Gastric Acid Suppression May Promote Liver Injury
Expansion of intestinal Enterococcus faecalis in mice exacerbates ethanol-induced liver disease
TUESDAY, Oct. 17, 2017 (HealthDay News) -- Based on data from mouse models and humans, a decrease in gastric acid secretion due to use of gastric acid suppressive medications seems to promote overgrowth of intestinal Enterococcus, which promotes liver disease, according to a study published online Oct. 10 in Nature Communications.
Noting that chronic liver disease is increasing in Western countries and liver cirrhosis is the 12th leading cause of death worldwide, Cristina Llorente, Ph.D., from the University of California San Diego in La Jolla, and colleagues examined the potential correlation between the increasing use of gastric acid suppressive medications and liver disease.
The researchers found that in mice, proton pump inhibitors promote progression of alcoholic liver disease, non-alcoholic fatty liver disease, and non-alcoholic steatohepatitis due to an elevation in the numbers of intestinal Enterococcus species. There was a correlation between translocating enterococci and hepatic inflammation/hepatocyte death. In mice, expansion of Enterococcus faecalis in the intestine was adequate to exacerbate ethanol-induced liver disease. Among alcohol-dependent patients, proton pump inhibitor use was associated with increased risk of developing alcoholic liver disease.

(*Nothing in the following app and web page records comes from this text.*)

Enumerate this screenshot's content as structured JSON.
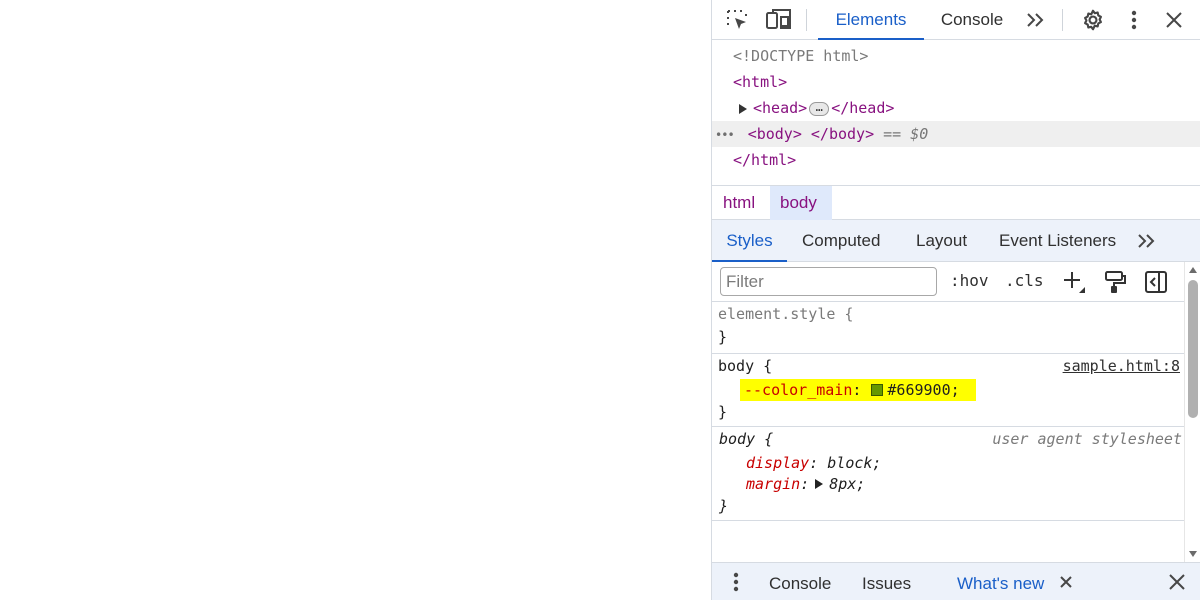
{
  "toolbar": {
    "tabs": [
      {
        "label": "Elements",
        "active": true
      },
      {
        "label": "Console",
        "active": false
      }
    ],
    "icons": [
      "inspect-element-icon",
      "device-toolbar-icon",
      "more-tabs-icon",
      "settings-gear-icon",
      "kebab-menu-icon",
      "close-icon"
    ]
  },
  "dom": {
    "doctype": "<!DOCTYPE html>",
    "html_open": "<html>",
    "head_open": "<head>",
    "head_ellipsis": "…",
    "head_close": "</head>",
    "body_open": "<body>",
    "body_close": "</body>",
    "selected_marker": "== $0",
    "row_dots": "•••",
    "html_close": "</html>"
  },
  "breadcrumb": {
    "items": [
      {
        "label": "html",
        "active": false
      },
      {
        "label": "body",
        "active": true
      }
    ]
  },
  "subtabs": {
    "items": [
      {
        "label": "Styles",
        "active": true
      },
      {
        "label": "Computed",
        "active": false
      },
      {
        "label": "Layout",
        "active": false
      },
      {
        "label": "Event Listeners",
        "active": false
      }
    ]
  },
  "filterbar": {
    "placeholder": "Filter",
    "hov": ":hov",
    "cls": ".cls"
  },
  "styles": {
    "element_style": {
      "selector": "element.style {",
      "close": "}"
    },
    "rule1": {
      "selector": "body {",
      "source": "sample.html:8",
      "prop": "--color_main",
      "colon": ":",
      "value": "#669900;",
      "close": "}"
    },
    "rule2": {
      "selector": "body {",
      "source": "user agent stylesheet",
      "prop1": "display",
      "value1": "block;",
      "prop2": "margin",
      "value2": "8px;",
      "colon": ":",
      "close": "}"
    }
  },
  "drawer": {
    "tabs": [
      {
        "label": "Console",
        "active": false
      },
      {
        "label": "Issues",
        "active": false
      },
      {
        "label": "What's new",
        "active": true
      }
    ]
  },
  "colors": {
    "accent": "#1a5fc8",
    "tag": "#881280",
    "property": "#c80000",
    "highlight": "#ffff00",
    "swatch": "#669900"
  }
}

"Recent increases in the use of gastric acid-suppressive medications might contribute to the increasing incidence of chronic liver disease," the authors write.